BEGIN

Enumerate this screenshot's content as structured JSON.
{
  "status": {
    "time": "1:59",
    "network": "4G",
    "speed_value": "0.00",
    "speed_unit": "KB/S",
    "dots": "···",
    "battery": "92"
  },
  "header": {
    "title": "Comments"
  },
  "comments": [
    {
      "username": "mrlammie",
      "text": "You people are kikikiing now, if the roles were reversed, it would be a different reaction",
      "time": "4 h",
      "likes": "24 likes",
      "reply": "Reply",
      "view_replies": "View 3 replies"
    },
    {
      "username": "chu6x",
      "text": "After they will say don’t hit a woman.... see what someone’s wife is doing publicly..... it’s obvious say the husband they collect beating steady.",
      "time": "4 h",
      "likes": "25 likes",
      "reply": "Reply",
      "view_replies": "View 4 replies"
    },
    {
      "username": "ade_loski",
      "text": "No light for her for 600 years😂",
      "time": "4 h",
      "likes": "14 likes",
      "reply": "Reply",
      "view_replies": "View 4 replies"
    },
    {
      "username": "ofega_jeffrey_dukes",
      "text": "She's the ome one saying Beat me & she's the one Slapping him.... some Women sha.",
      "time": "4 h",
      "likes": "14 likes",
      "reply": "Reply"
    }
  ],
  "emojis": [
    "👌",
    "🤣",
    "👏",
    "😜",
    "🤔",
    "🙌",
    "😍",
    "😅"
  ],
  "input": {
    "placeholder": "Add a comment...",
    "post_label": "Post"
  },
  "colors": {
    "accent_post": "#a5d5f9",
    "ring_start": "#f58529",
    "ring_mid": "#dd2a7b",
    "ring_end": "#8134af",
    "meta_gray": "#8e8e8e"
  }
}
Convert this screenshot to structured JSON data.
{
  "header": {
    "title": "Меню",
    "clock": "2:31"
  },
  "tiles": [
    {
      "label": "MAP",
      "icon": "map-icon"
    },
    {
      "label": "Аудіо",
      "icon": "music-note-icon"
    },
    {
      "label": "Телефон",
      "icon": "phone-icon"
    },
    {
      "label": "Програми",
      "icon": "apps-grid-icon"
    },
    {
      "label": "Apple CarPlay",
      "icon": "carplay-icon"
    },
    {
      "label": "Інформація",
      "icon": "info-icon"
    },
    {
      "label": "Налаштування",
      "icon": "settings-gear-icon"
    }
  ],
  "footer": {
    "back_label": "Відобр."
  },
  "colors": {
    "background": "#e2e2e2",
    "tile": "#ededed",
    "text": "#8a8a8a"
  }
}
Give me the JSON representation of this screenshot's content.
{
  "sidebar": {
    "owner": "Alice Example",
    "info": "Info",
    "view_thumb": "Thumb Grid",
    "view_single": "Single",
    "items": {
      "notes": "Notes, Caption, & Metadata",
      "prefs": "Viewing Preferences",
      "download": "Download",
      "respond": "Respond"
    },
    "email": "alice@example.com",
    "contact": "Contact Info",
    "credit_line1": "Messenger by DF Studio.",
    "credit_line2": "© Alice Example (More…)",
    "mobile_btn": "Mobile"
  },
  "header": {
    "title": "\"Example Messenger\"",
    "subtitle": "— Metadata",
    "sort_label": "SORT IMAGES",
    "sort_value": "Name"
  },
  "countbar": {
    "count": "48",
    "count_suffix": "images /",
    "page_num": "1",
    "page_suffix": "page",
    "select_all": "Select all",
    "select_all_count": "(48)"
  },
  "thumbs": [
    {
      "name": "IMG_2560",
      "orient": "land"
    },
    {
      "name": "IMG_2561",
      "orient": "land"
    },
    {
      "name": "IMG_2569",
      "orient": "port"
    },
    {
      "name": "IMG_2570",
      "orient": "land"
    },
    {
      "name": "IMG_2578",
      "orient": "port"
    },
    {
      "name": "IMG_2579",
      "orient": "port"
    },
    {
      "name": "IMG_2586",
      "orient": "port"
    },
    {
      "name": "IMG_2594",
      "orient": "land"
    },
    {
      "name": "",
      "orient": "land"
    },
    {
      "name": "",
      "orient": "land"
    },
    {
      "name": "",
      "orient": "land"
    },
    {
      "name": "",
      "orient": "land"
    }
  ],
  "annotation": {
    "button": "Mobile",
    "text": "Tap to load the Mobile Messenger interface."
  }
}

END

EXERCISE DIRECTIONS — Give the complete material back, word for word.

WRITTEN SOLUTION —
Enumerate this screenshot's content as structured JSON.
{
  "status": {
    "time": "1:59",
    "network": "4G",
    "speed_value": "0.00",
    "speed_unit": "KB/S",
    "dots": "···",
    "battery": "92"
  },
  "header": {
    "title": "Comments"
  },
  "comments": [
    {
      "username": "mrlammie",
      "text": "You people are kikikiing now, if the roles were reversed, it would be a different reaction",
      "time": "4 h",
      "likes": "24 likes",
      "reply": "Reply",
      "view_replies": "View 3 replies"
    },
    {
      "username": "chu6x",
      "text": "After they will say don’t hit a woman.... see what someone’s wife is doing publicly..... it’s obvious say the husband they collect beating steady.",
      "time": "4 h",
      "likes": "25 likes",
      "reply": "Reply",
      "view_replies": "View 4 replies"
    },
    {
      "username": "ade_loski",
      "text": "No light for her for 600 years😂",
      "time": "4 h",
      "likes": "14 likes",
      "reply": "Reply",
      "view_replies": "View 4 replies"
    },
    {
      "username": "ofega_jeffrey_dukes",
      "text": "She's the ome one saying Beat me & she's the one Slapping him.... some Women sha.",
      "time": "4 h",
      "likes": "14 likes",
      "reply": "Reply"
    }
  ],
  "emojis": [
    "👌",
    "🤣",
    "👏",
    "😜",
    "🤔",
    "🙌",
    "😍",
    "😅"
  ],
  "input": {
    "placeholder": "Add a comment...",
    "post_label": "Post"
  },
  "colors": {
    "accent_post": "#a5d5f9",
    "ring_start": "#f58529",
    "ring_mid": "#dd2a7b",
    "ring_end": "#8134af",
    "meta_gray": "#8e8e8e"
  }
}
Convert this screenshot to structured JSON data.
{
  "header": {
    "title": "Меню",
    "clock": "2:31"
  },
  "tiles": [
    {
      "label": "MAP",
      "icon": "map-icon"
    },
    {
      "label": "Аудіо",
      "icon": "music-note-icon"
    },
    {
      "label": "Телефон",
      "icon": "phone-icon"
    },
    {
      "label": "Програми",
      "icon": "apps-grid-icon"
    },
    {
      "label": "Apple CarPlay",
      "icon": "carplay-icon"
    },
    {
      "label": "Інформація",
      "icon": "info-icon"
    },
    {
      "label": "Налаштування",
      "icon": "settings-gear-icon"
    }
  ],
  "footer": {
    "back_label": "Відобр."
  },
  "colors": {
    "background": "#e2e2e2",
    "tile": "#ededed",
    "text": "#8a8a8a"
  }
}
Give me the JSON representation of this screenshot's content.
{
  "sidebar": {
    "owner": "Alice Example",
    "info": "Info",
    "view_thumb": "Thumb Grid",
    "view_single": "Single",
    "items": {
      "notes": "Notes, Caption, & Metadata",
      "prefs": "Viewing Preferences",
      "download": "Download",
      "respond": "Respond"
    },
    "email": "alice@example.com",
    "contact": "Contact Info",
    "credit_line1": "Messenger by DF Studio.",
    "credit_line2": "© Alice Example (More…)",
    "mobile_btn": "Mobile"
  },
  "header": {
    "title": "\"Example Messenger\"",
    "subtitle": "— Metadata",
    "sort_label": "SORT IMAGES",
    "sort_value": "Name"
  },
  "countbar": {
    "count": "48",
    "count_suffix": "images /",
    "page_num": "1",
    "page_suffix": "page",
    "select_all": "Select all",
    "select_all_count": "(48)"
  },
  "thumbs": [
    {
      "name": "IMG_2560",
      "orient": "land"
    },
    {
      "name": "IMG_2561",
      "orient": "land"
    },
    {
      "name": "IMG_2569",
      "orient": "port"
    },
    {
      "name": "IMG_2570",
      "orient": "land"
    },
    {
      "name": "IMG_2578",
      "orient": "port"
    },
    {
      "name": "IMG_2579",
      "orient": "port"
    },
    {
      "name": "IMG_2586",
      "orient": "port"
    },
    {
      "name": "IMG_2594",
      "orient": "land"
    },
    {
      "name": "",
      "orient": "land"
    },
    {
      "name": "",
      "orient": "land"
    },
    {
      "name": "",
      "orient": "land"
    },
    {
      "name": "",
      "orient": "land"
    }
  ],
  "annotation": {
    "button": "Mobile",
    "text": "Tap to load the Mobile Messenger interface."
  }
}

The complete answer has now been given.